- _EXERCISE_
These records need to be repeated exactly, every one of them.

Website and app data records
******************************

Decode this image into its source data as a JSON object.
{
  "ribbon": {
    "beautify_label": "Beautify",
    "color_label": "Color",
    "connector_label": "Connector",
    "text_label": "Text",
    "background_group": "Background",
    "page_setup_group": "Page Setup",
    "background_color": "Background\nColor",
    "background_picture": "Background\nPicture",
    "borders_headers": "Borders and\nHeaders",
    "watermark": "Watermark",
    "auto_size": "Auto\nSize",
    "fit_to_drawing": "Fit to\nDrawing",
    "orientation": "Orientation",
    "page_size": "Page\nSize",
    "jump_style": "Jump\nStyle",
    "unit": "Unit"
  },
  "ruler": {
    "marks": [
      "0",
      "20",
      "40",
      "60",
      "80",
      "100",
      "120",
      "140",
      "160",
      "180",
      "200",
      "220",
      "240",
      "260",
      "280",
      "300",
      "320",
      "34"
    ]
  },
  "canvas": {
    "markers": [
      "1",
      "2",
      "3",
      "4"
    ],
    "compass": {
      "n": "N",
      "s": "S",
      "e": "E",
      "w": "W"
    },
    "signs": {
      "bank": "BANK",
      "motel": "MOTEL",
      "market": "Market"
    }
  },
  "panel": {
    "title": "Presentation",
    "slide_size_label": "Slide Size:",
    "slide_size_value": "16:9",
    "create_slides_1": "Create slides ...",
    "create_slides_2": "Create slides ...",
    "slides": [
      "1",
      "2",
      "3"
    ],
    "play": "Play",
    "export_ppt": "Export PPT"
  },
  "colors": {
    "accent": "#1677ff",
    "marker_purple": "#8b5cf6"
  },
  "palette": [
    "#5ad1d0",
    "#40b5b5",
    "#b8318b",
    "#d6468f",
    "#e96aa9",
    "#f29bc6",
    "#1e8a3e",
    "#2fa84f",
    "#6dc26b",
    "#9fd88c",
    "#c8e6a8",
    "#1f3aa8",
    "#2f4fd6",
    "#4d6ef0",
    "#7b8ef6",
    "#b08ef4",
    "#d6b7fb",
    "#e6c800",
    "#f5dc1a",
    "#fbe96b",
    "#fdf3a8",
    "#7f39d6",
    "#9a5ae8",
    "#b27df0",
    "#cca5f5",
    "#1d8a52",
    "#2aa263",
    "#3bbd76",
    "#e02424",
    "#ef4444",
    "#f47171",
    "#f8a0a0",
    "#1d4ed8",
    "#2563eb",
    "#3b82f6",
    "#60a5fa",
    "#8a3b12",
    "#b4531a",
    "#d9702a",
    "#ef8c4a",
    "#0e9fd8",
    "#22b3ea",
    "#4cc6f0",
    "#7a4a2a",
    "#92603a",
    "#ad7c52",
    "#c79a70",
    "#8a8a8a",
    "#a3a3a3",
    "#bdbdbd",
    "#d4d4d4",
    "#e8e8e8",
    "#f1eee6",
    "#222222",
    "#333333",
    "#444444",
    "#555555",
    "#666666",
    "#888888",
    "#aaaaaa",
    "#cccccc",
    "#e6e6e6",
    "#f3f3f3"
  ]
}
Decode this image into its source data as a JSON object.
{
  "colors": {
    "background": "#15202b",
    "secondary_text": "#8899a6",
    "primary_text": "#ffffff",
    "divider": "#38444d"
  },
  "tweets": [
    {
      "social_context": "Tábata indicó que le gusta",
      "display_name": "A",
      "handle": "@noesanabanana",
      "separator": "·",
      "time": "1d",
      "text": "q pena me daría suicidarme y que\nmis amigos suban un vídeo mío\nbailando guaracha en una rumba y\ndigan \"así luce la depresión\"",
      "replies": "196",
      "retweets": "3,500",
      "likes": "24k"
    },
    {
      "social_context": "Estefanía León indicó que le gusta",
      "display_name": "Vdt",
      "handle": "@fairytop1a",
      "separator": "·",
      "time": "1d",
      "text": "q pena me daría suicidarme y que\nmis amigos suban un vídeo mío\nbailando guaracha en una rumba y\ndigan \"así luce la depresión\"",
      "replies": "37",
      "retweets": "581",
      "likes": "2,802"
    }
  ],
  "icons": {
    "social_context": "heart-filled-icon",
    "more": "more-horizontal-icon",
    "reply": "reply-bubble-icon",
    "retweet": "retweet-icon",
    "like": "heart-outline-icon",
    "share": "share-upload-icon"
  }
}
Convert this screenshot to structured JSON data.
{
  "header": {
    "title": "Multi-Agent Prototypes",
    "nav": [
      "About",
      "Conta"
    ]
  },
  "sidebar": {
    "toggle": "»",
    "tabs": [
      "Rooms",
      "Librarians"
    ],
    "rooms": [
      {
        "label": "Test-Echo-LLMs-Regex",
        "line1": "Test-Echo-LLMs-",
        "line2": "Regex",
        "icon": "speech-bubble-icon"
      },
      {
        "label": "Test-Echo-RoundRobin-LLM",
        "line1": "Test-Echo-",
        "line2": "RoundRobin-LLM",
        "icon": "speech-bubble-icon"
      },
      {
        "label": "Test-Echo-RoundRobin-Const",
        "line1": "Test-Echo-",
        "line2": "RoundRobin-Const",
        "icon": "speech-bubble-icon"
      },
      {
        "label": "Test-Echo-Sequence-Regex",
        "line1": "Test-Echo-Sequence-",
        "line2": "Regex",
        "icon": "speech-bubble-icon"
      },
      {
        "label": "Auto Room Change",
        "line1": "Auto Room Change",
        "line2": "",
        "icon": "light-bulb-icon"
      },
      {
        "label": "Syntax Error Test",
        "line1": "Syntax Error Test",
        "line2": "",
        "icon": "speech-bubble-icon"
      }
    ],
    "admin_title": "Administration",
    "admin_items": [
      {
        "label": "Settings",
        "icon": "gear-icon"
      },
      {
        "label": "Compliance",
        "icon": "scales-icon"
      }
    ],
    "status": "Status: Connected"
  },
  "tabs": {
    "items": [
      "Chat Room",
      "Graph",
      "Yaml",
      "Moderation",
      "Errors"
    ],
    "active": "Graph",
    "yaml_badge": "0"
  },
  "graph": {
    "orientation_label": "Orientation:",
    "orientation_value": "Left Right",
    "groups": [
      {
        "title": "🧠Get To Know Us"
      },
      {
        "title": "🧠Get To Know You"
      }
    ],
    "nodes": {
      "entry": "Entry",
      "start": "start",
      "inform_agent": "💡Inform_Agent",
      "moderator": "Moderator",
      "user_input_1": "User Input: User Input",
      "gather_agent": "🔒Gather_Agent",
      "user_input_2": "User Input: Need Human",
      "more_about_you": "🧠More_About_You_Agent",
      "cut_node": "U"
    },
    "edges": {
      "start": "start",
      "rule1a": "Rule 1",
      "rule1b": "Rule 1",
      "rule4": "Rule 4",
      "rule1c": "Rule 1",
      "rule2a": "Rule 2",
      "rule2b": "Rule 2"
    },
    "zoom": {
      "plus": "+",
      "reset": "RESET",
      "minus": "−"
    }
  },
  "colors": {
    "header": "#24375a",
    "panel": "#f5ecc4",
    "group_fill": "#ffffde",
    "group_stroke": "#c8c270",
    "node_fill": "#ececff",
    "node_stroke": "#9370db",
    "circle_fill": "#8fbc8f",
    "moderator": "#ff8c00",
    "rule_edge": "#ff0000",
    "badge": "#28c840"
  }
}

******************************

- _ANSWER SECTION_
Decode this image into its source data as a JSON object.
{
  "ribbon": {
    "beautify_label": "Beautify",
    "color_label": "Color",
    "connector_label": "Connector",
    "text_label": "Text",
    "background_group": "Background",
    "page_setup_group": "Page Setup",
    "background_color": "Background\nColor",
    "background_picture": "Background\nPicture",
    "borders_headers": "Borders and\nHeaders",
    "watermark": "Watermark",
    "auto_size": "Auto\nSize",
    "fit_to_drawing": "Fit to\nDrawing",
    "orientation": "Orientation",
    "page_size": "Page\nSize",
    "jump_style": "Jump\nStyle",
    "unit": "Unit"
  },
  "ruler": {
    "marks": [
      "0",
      "20",
      "40",
      "60",
      "80",
      "100",
      "120",
      "140",
      "160",
      "180",
      "200",
      "220",
      "240",
      "260",
      "280",
      "300",
      "320",
      "34"
    ]
  },
  "canvas": {
    "markers": [
      "1",
      "2",
      "3",
      "4"
    ],
    "compass": {
      "n": "N",
      "s": "S",
      "e": "E",
      "w": "W"
    },
    "signs": {
      "bank": "BANK",
      "motel": "MOTEL",
      "market": "Market"
    }
  },
  "panel": {
    "title": "Presentation",
    "slide_size_label": "Slide Size:",
    "slide_size_value": "16:9",
    "create_slides_1": "Create slides ...",
    "create_slides_2": "Create slides ...",
    "slides": [
      "1",
      "2",
      "3"
    ],
    "play": "Play",
    "export_ppt": "Export PPT"
  },
  "colors": {
    "accent": "#1677ff",
    "marker_purple": "#8b5cf6"
  },
  "palette": [
    "#5ad1d0",
    "#40b5b5",
    "#b8318b",
    "#d6468f",
    "#e96aa9",
    "#f29bc6",
    "#1e8a3e",
    "#2fa84f",
    "#6dc26b",
    "#9fd88c",
    "#c8e6a8",
    "#1f3aa8",
    "#2f4fd6",
    "#4d6ef0",
    "#7b8ef6",
    "#b08ef4",
    "#d6b7fb",
    "#e6c800",
    "#f5dc1a",
    "#fbe96b",
    "#fdf3a8",
    "#7f39d6",
    "#9a5ae8",
    "#b27df0",
    "#cca5f5",
    "#1d8a52",
    "#2aa263",
    "#3bbd76",
    "#e02424",
    "#ef4444",
    "#f47171",
    "#f8a0a0",
    "#1d4ed8",
    "#2563eb",
    "#3b82f6",
    "#60a5fa",
    "#8a3b12",
    "#b4531a",
    "#d9702a",
    "#ef8c4a",
    "#0e9fd8",
    "#22b3ea",
    "#4cc6f0",
    "#7a4a2a",
    "#92603a",
    "#ad7c52",
    "#c79a70",
    "#8a8a8a",
    "#a3a3a3",
    "#bdbdbd",
    "#d4d4d4",
    "#e8e8e8",
    "#f1eee6",
    "#222222",
    "#333333",
    "#444444",
    "#555555",
    "#666666",
    "#888888",
    "#aaaaaa",
    "#cccccc",
    "#e6e6e6",
    "#f3f3f3"
  ]
}
Decode this image into its source data as a JSON object.
{
  "colors": {
    "background": "#15202b",
    "secondary_text": "#8899a6",
    "primary_text": "#ffffff",
    "divider": "#38444d"
  },
  "tweets": [
    {
      "social_context": "Tábata indicó que le gusta",
      "display_name": "A",
      "handle": "@noesanabanana",
      "separator": "·",
      "time": "1d",
      "text": "q pena me daría suicidarme y que\nmis amigos suban un vídeo mío\nbailando guaracha en una rumba y\ndigan \"así luce la depresión\"",
      "replies": "196",
      "retweets": "3,500",
      "likes": "24k"
    },
    {
      "social_context": "Estefanía León indicó que le gusta",
      "display_name": "Vdt",
      "handle": "@fairytop1a",
      "separator": "·",
      "time": "1d",
      "text": "q pena me daría suicidarme y que\nmis amigos suban un vídeo mío\nbailando guaracha en una rumba y\ndigan \"así luce la depresión\"",
      "replies": "37",
      "retweets": "581",
      "likes": "2,802"
    }
  ],
  "icons": {
    "social_context": "heart-filled-icon",
    "more": "more-horizontal-icon",
    "reply": "reply-bubble-icon",
    "retweet": "retweet-icon",
    "like": "heart-outline-icon",
    "share": "share-upload-icon"
  }
}
Convert this screenshot to structured JSON data.
{
  "header": {
    "title": "Multi-Agent Prototypes",
    "nav": [
      "About",
      "Conta"
    ]
  },
  "sidebar": {
    "toggle": "»",
    "tabs": [
      "Rooms",
      "Librarians"
    ],
    "rooms": [
      {
        "label": "Test-Echo-LLMs-Regex",
        "line1": "Test-Echo-LLMs-",
        "line2": "Regex",
        "icon": "speech-bubble-icon"
      },
      {
        "label": "Test-Echo-RoundRobin-LLM",
        "line1": "Test-Echo-",
        "line2": "RoundRobin-LLM",
        "icon": "speech-bubble-icon"
      },
      {
        "label": "Test-Echo-RoundRobin-Const",
        "line1": "Test-Echo-",
        "line2": "RoundRobin-Const",
        "icon": "speech-bubble-icon"
      },
      {
        "label": "Test-Echo-Sequence-Regex",
        "line1": "Test-Echo-Sequence-",
        "line2": "Regex",
        "icon": "speech-bubble-icon"
      },
      {
        "label": "Auto Room Change",
        "line1": "Auto Room Change",
        "line2": "",
        "icon": "light-bulb-icon"
      },
      {
        "label": "Syntax Error Test",
        "line1": "Syntax Error Test",
        "line2": "",
        "icon": "speech-bubble-icon"
      }
    ],
    "admin_title": "Administration",
    "admin_items": [
      {
        "label": "Settings",
        "icon": "gear-icon"
      },
      {
        "label": "Compliance",
        "icon": "scales-icon"
      }
    ],
    "status": "Status: Connected"
  },
  "tabs": {
    "items": [
      "Chat Room",
      "Graph",
      "Yaml",
      "Moderation",
      "Errors"
    ],
    "active": "Graph",
    "yaml_badge": "0"
  },
  "graph": {
    "orientation_label": "Orientation:",
    "orientation_value": "Left Right",
    "groups": [
      {
        "title": "🧠Get To Know Us"
      },
      {
        "title": "🧠Get To Know You"
      }
    ],
    "nodes": {
      "entry": "Entry",
      "start": "start",
      "inform_agent": "💡Inform_Agent",
      "moderator": "Moderator",
      "user_input_1": "User Input: User Input",
      "gather_agent": "🔒Gather_Agent",
      "user_input_2": "User Input: Need Human",
      "more_about_you": "🧠More_About_You_Agent",
      "cut_node": "U"
    },
    "edges": {
      "start": "start",
      "rule1a": "Rule 1",
      "rule1b": "Rule 1",
      "rule4": "Rule 4",
      "rule1c": "Rule 1",
      "rule2a": "Rule 2",
      "rule2b": "Rule 2"
    },
    "zoom": {
      "plus": "+",
      "reset": "RESET",
      "minus": "−"
    }
  },
  "colors": {
    "header": "#24375a",
    "panel": "#f5ecc4",
    "group_fill": "#ffffde",
    "group_stroke": "#c8c270",
    "node_fill": "#ececff",
    "node_stroke": "#9370db",
    "circle_fill": "#8fbc8f",
    "moderator": "#ff8c00",
    "rule_edge": "#ff0000",
    "badge": "#28c840"
  }
}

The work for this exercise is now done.